This article is adapted from the business magazine Capital and is available here for ten days. Afterwards it will only be available to read at Like stern, Capital belongs to RTL Deutschland.

The Summer Olympics will begin in Paris – the long-awaited goal for thousands of athletes around the world. Just like the southwest German air taxi start-up Volocopter, which wanted to offer regular flights for the first time to the mass event in the French capital in cooperation with the airport operator ADP.

Volocopter’s giant drones would fly on three routes in the Paris region, “accessible to the general public as a complement to the Paris region’s existing public transport,” as ADP announced last year. In recent weeks, however, doubts have increased as to whether the necessary approval would be granted in time by the EU aviation safety authority EASA.

According to French media reports, the German start-up itself apparently no longer believes in it. “We probably won’t be able to carry paying passengers,” the daily newspaper “Le Figaro” quotes Volocopter CEO Dirk Hoke. In a press conference with specialist journalists, Hoke specified that passengers would be allowed to fly with the model called Volocity “upon invitation” – for example politicians, athletes and experts.
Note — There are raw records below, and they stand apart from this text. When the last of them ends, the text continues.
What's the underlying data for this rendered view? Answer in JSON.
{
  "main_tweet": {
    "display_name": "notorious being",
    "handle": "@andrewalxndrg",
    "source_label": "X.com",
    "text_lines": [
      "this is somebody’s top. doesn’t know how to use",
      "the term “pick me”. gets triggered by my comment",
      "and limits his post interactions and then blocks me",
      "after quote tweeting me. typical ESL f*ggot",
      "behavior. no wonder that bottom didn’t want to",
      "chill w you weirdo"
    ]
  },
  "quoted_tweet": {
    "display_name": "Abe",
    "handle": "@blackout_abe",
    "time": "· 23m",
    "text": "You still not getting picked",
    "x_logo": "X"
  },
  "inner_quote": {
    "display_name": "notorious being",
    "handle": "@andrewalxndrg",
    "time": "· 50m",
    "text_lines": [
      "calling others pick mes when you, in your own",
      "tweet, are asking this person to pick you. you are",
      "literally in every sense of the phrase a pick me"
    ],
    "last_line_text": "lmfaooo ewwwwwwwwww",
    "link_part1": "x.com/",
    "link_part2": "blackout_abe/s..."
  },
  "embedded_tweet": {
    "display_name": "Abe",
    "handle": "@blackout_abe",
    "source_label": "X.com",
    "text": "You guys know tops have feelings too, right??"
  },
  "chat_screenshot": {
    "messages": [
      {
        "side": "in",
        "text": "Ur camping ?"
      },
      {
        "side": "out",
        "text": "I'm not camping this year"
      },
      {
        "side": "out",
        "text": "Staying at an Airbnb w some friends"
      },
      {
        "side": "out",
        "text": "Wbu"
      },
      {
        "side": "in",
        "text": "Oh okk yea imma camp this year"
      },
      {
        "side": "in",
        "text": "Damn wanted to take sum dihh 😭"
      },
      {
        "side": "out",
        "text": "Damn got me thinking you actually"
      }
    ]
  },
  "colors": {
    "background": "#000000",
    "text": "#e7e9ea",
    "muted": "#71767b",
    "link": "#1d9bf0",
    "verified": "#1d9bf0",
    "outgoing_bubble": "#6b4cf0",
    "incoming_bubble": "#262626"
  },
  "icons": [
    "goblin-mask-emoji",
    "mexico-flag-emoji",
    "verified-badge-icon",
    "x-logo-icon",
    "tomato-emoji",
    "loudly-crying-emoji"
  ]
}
The question of how often and when the two-seater aircraft should be allowed to take off is being discussed with the supervisory authorities. Between three and five flights are planned per route.

But it is unclear whether Volocopter itself will be able to carry out this low-cost flight program during the games. Local politicians and environmental groups are up in arms against the project, particularly against an inner-city landing site that is to be set up on a barge on the Seine for a few months. At the same time, French Transport Minister Patrice Vergriete and President Emmanuel Macron are considered supporters of the plan, who want to set an example for a new culture of innovation in the “Grande Nation”.

The delay is extremely inconvenient for the start-up. The rapidly growing company has high financial needs, which currently cannot be adequately covered by investors. As “Spiegel” reported at the end of March, FDP Transport Minister Volker Wissing is said to be considering providing 150 million euros for the air taxi start-up together with the Free State of Bavaria.

According to the data portal Crunchbase, Volocopter has so far received around 725 million euros from investors; most recently, in autumn 2022, the company behind Saudi Crown Prince Mohammed bin Salman’s Neom megacity project took part. According to the most recent figures available in the Federal Gazette, Volocopter reported an annual loss of 118 million euros in 2021 alone.